He had sought two reviews of his infringement notice but Revenue NSW rejected each one, according to Redfern Legal Centre.
The agency first stated Mr Pank had been told by police he should not be away from his home without a reasonable excuse.
Next, it claimed Mr Pank breached a public health order by crossing into the City of Sydney from the Inner West local government area where he resided.
When Mr Pank had been sitting in the park, outdoor recreation was permitted within 10km of a person’s home with no requirement they stay within their council boundary.
Samantha Lee, senior police accountability solicitor at the Redfern Legal Centre, said public health orders changed 71 times between July and September last year – sometimes twice in one day.
‘Everyone was just confused,’ she said. ‘What we have seen was this pattern of people being fined not according to law.
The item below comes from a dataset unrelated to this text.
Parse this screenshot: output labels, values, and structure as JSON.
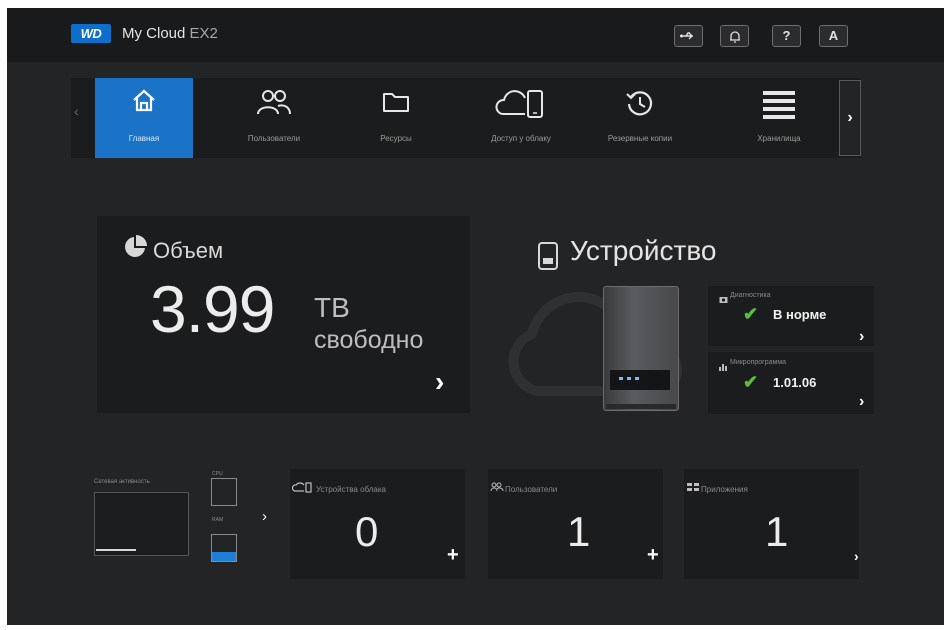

‘Public health orders were not being applied correctly by police. What we found was that even Revenue NSW was applying the law wrongly or not applying the law at all.’
Ms Lee said fines were generally issued to people engaged in recreation or exercise and for not observing distance rules but some were for pursuing activities as basic as grocery shopping.
‘In most cases people weren’t flouting the laws,’ she said. ‘The laws were being applied wrongly.’
‘The crux of our mater is that these Covid fines are not fines because they don’t satisfy the legislative requirement under the Fines Act.’
There were hundreds of clauses included in ten public health orders but which of them had allegedly been breached was not specified in the fines.
For instance, Mr Pank’s supposed infringement was covered by Section 7, 8 and 9 of the orders.
Ms Lee said Covid fines were applied with a strict liability, such as with parking in a no stopping zone, where no intent had to be proved.
‘These fines required a lot of discretion by police to decide if someone had an excuse or not,’ she said.
‘We found that the review system and the police system was not providing justice to people on the ground and in fact was getting it all wrong.’
Ms Lee said the Covid infringement notices did not actually stipulate what someone had allegedly done wrong.
‘It doesn’t tell you what crime you’ve committed,’ she said. ‘For example, with the gathering fine it just says that you’ve gathered.
‘It doesn’t say what you’ve breached, which then made it impossible to try and appeal it because you don’t know what the police need to prove and then take it to court.
‘We are of the view that’s probably why there were so many issued – they were so easy to issue because they were so vague.’
A disproportionate number of fines was issued to residents in low socioeconomic areas during the height of lockdowns.
‘The problem with fines is they’re not means tested and therefore punish people more for the same offence if they’re on a lower income,’ Ms Lee said.
Between July 2020 and October last year there were 1,536 fines totalling $1,366,380 issued to Mount Druitt residents and 1,291 worth $1,157,680 at Liverpool – both in Sydney’s west – compared with just 25 ($24,000) at beachside Waverley.
Ms Lee said there were more police patrolling the areas where the most fines were issued and more restrictive orders in place in some of those suburbs.
‘Those people were out and about more because they had to get to work,’ she said. ‘A lot of them couldn’t work from home.’
A letter Revenue NSW sent to Mr Pank on July 15 did not properly explain why his fine had been withdrawn after it had been reviewed for the third time.
‘We re-examined your request of Fine 4066740792 for ‘Fail to comply with noticed direction in relation to section 7/8/9 – COVID-19 – Individual’ on 07 August 2021,’ the agency wrote.
‘Outcome of our review: We re-examined the fine using our Review Guidelines and after further consideration, we have decided to cancel the fine.’
Ms Lee said she did not think it was a coincidence that Mr Pank’s fine was withdrawn after his court papers were filed.
‘Mr Pank’s fine should have been withdrawn on the first review and it should never have been issued. Police got it wrong and then Revenue got it wrong.’
Ms Lee encouraged anyone who had been penalised for similar reasons to come forward to seek legal advice and a review of their fine.